  • Montegomery Bus Boycott

    Montegomery Bus Boycott
    The Montgomery bus boycott was a 13-month mass protest that ended with the U.S. Supreme Court ruling that segregation on public buses is unconstitutional. The Montgomery Improvement Association (MIA) coordinated the boycott, and its president, Martin Luther King, Jr., became a prominent civil rights leader as international attention focused on Montgomery. The bus boycott demonstrated the potential for nonviolent mass protest to successfullychallenge racial segregation.
  • Woolworth's Sit In

    Woolworth's Sit In
    On February 1, 1960, four African American college students sat down at a lunch counter at Woolworth’s in Greensboro, North Carolina, and politely asked for service. Their request was refused. When asked to leave, they remained in their seats. Their passive resistance and peaceful sit-down demand helped ignite a youth-led movement to challenge racial inequality throughout the South.
  • Freedom Rides

    Freedom Rides
    The first Freedom Ride took place on May 4, 1961 when seven blacks and six whites left Washington, D.C., on two public buses bound for the Deep South.
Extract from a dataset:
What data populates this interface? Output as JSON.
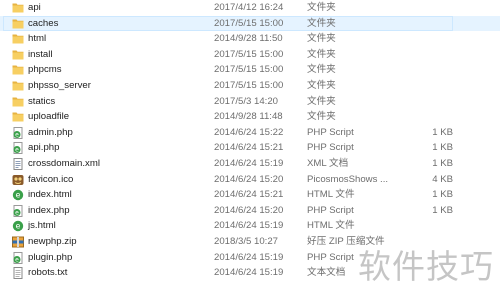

They intended to test the Supreme Court's ruling in Boynton v. Virginia (1960), which declared segregation in interstate bus and rail stations unconstitutional.
  • Birmingham Children's March and Boycott
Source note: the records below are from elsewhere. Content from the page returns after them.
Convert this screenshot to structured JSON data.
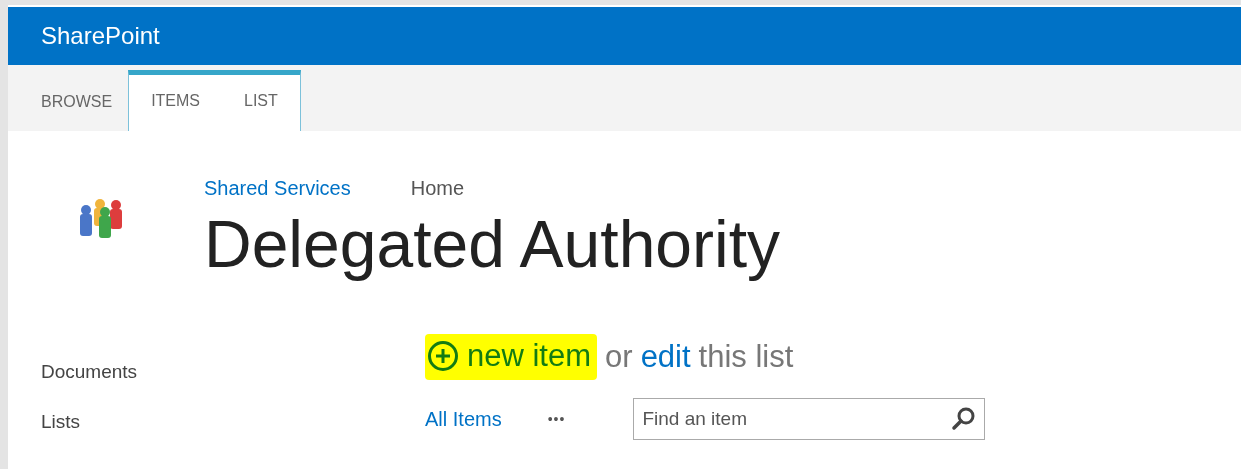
{
  "suite_bar": {
    "brand": "SharePoint"
  },
  "ribbon_tabs": [
    {
      "label": "BROWSE",
      "contextual": false
    },
    {
      "label": "ITEMS",
      "contextual": true
    },
    {
      "label": "LIST",
      "contextual": true
    }
  ],
  "breadcrumb": [
    {
      "label": "Shared Services",
      "kind": "link"
    },
    {
      "label": "Home",
      "kind": "current"
    }
  ],
  "page_title": "Delegated Authority",
  "quick_launch": [
    {
      "label": "Documents"
    },
    {
      "label": "Lists"
    }
  ],
  "new_item_bar": {
    "new_item": "new item",
    "highlighted": true,
    "or": "or",
    "edit": "edit",
    "rest": "this list"
  },
  "views": [
    {
      "label": "All Items",
      "kind": "link"
    },
    {
      "label": "•••",
      "kind": "more"
    }
  ],
  "search": {
    "placeholder": "Find an item"
  }
}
    Birmingham Children's March and Boycott
    The Children's Crusade was the name bestowed upon a march by hundreds of school students in Birmingham, Alabama, on May 2, May 3, and May 4, 1963, during the American Civil Rights Movement's Birmingham Campaign. Initiated and organized by Rev. James Bevel, the purpose of the march was to walk downtown to talk to the mayor about segregation in their city. Many children left their schools in order to be arrested, set free, and then to get arrested again the next day.
  • March on Washington

    March on Washington
    The March on Washington for Jobs and Freedom took place in Washington, D.C., on August 28, 1963. Attended by some 250,000 people, it was the largest demonstration ever seen in the nation's capital, and one of the first to have extensive television coverage. Nationwide outrage was sparked by media coverage of police actions in Birmingham, Alabama, where attack dogs and fire hoses were turned against protestors, many were in their early teens or younger. Martin Luther King, Jr., was arrested.
  • Selma to Montegomery March
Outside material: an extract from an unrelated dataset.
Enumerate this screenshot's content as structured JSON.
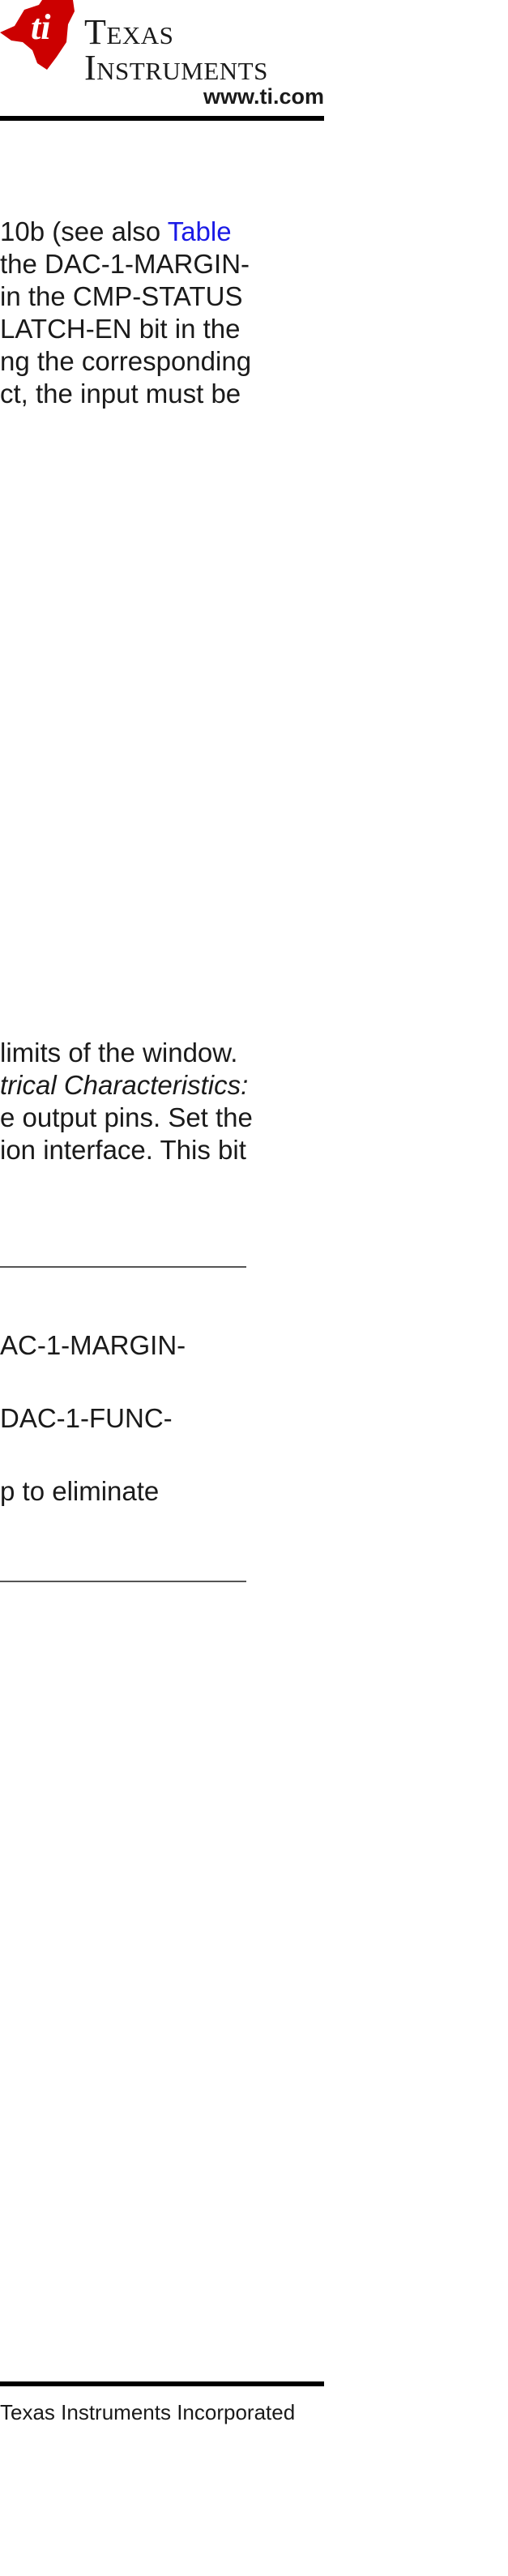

    Selma to Montegomery March
    On "Bloody Sunday," March 7, 1965, some 600 civil rights marchers headed east out of Selma on U.S. Route 80. They got only as far as the Edmund Pettus Bridge six blocks away, where state and local lawmen attacked them with billy clubs and tear gas and drove them back into Selma. Two days later on March 9, Martin Luther King, Jr., led a "symbolic" march to the bridge. Then civil rights leaders sought court protection for a third, full-scale march from Selma to the state capitol in Montgomery.